A medical time-bomb? | Martin Balzan

Can Malta afford to maintain a costly free health service of population growth and ageing demographics? Yes, argues Malta Medical Association secretary Martin Balzan … but not with current policies

raphael_vassallo
Raphael Vassallo
15 November 2015, 1:38pm
Malta Medical Association secretary Martin Balzan • Photo: Ray Attard
Malta Medical Association secretary Martin Balzan • Photo: Ray Attard
It is perhaps ironic, but ‘health’ has traditionally always been a major headache for Maltese governments.

Back in the 1990s, Prime Minister Eddie Fenech Adami famously had ‘nightmares’ about the endlessly growing national health bill. The same bill sky-rocketed with the long-drawn out construction of Mater Dei Hospital… and all the while, medical expenses (the cost of medicines, hospital equipment, etc.) continued to rise exponentially.

With both parties agreeing on a basic model of ‘free healthcare for all, from the cradle to the grave’, questions inevitably arise concerning the affordability of such a service in practice.

The present government’s strategy is to invest in ‘medical tourism’ – providing local services for free, but charging foreign patients (from non-EU countries) for the same services to recoup costs.

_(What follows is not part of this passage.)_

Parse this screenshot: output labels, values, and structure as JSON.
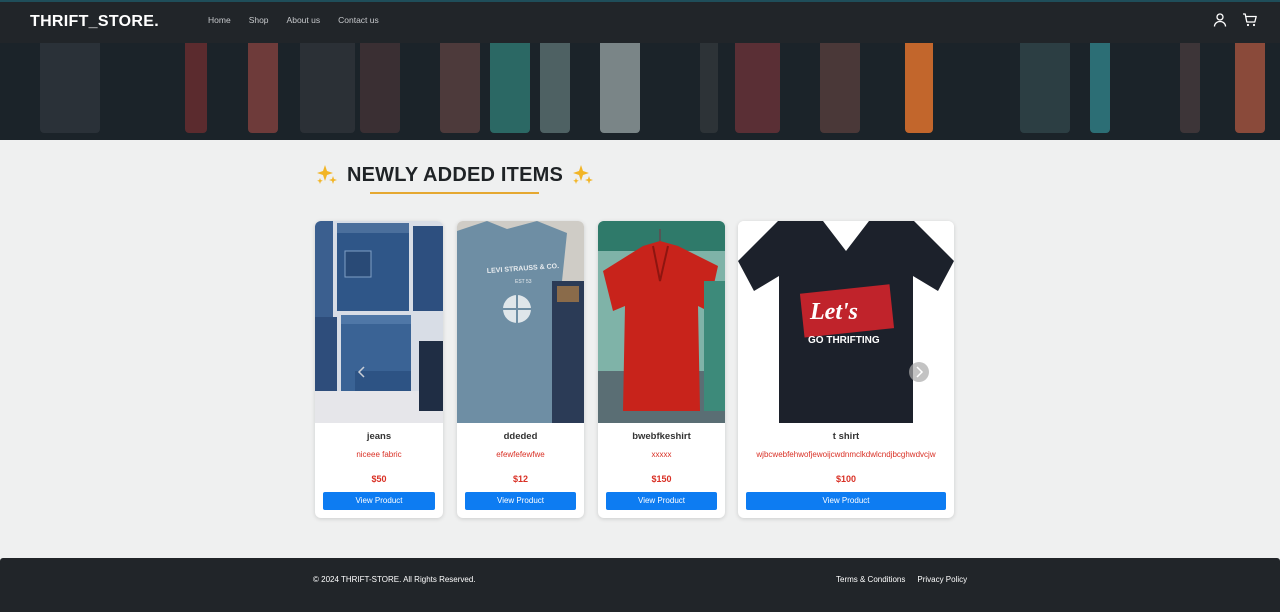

On paper, the maths seem to make sense. But inevitably, the co-existence of two vastly different models within the same regime – public and private health services – may give rise to problems.

Ever since the announcement of a 200 million euro investment drive for a public-private partnership to construct two new hospitals, MAM secretary Dr Martin Balzan has voiced his association’s concerns with the arrangement: arguing that the private sector model is incompatible with a ‘free-for-all’ model.

But first, let’s talk about the existing infrastructure, and its ability to cope with what looks like a demographics time-bomb.

It is a known fact that people in the 60+ age-group will outnumber the 30- bracket five to one by 2050. Even today, many of the waiting lists involve primarily third-age ailments (such as hip replacement operations, etc.). The strains of population growth can already be felt on the system today. How much more will they become an issue in a few decades’ time?

“The demand will continue to rise, not only through demographic shift, but also by real estate developers attracting elderly EU citizens to retire in Malta,” Balzan begins. “Young working migrants might also opt to continue living in Malta and eventually retire here, adding to the demographic imbalance…”

So is Malta’s health infrastructure, in its present form, sufficient to cope with the increase in demand for services projected over the next 20 years?

“No,” he replies, with some emphasis. “Malta’s infrastructure is insufficient. Services for the elderly, acute medical beds and palliative care services for terminal cancer patients… all are at present in short supply. This will only get worse in future.”

It is debatable also whether public expenditure on health is sufficient, nightmare or no nightmare.

“Malta currently spends around 7% of its GDP on health, of which 1.2% concerns private practice,” Balzan points out. “Most other EU countries spend around 10%...”

Read the full interview in today’s edition of MaltaToday